» **Data for this exercise**
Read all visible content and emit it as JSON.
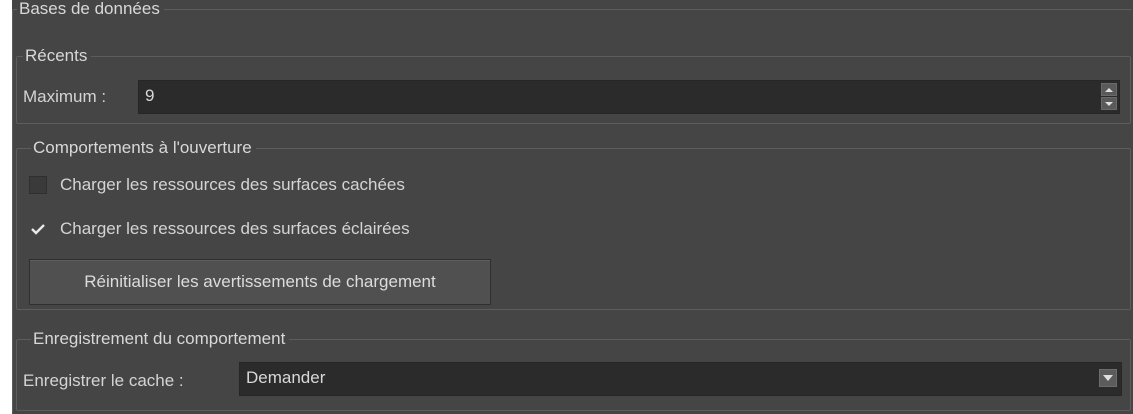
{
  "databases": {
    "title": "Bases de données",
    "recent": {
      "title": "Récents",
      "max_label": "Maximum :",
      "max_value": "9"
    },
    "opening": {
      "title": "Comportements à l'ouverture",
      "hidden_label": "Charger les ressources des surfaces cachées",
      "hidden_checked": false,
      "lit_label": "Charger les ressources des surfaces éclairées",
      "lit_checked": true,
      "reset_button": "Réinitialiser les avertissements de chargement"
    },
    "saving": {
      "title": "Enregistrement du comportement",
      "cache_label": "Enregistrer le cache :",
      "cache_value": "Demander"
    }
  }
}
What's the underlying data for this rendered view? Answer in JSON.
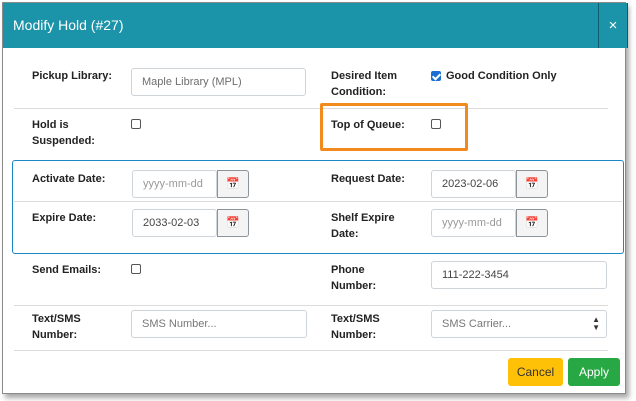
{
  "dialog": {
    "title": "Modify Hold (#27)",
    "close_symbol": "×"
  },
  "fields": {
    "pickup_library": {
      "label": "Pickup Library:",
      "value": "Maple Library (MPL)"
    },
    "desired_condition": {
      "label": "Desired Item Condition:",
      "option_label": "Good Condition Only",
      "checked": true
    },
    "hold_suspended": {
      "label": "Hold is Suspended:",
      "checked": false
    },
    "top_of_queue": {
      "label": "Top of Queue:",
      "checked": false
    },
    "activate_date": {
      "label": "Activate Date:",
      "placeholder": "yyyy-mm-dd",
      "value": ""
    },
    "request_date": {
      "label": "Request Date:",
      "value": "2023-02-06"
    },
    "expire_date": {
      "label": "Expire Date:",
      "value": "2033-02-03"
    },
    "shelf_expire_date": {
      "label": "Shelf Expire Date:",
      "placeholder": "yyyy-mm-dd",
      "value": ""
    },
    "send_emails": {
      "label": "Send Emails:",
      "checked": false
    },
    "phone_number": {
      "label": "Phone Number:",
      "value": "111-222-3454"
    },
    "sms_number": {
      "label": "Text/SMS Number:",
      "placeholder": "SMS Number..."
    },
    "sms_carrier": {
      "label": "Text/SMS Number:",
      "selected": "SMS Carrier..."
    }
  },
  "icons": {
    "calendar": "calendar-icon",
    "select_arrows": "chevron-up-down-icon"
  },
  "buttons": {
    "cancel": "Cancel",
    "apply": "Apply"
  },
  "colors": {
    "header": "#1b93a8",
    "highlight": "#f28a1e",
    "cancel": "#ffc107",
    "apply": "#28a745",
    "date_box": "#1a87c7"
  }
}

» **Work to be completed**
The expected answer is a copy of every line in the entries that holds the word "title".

» **Finished task**
    "title": "Bases de données",
      "title": "Récents",
      "title": "Comportements à l'ouverture",
      "title": "Enregistrement du comportement",
    "title": "Modify Hold (#27)",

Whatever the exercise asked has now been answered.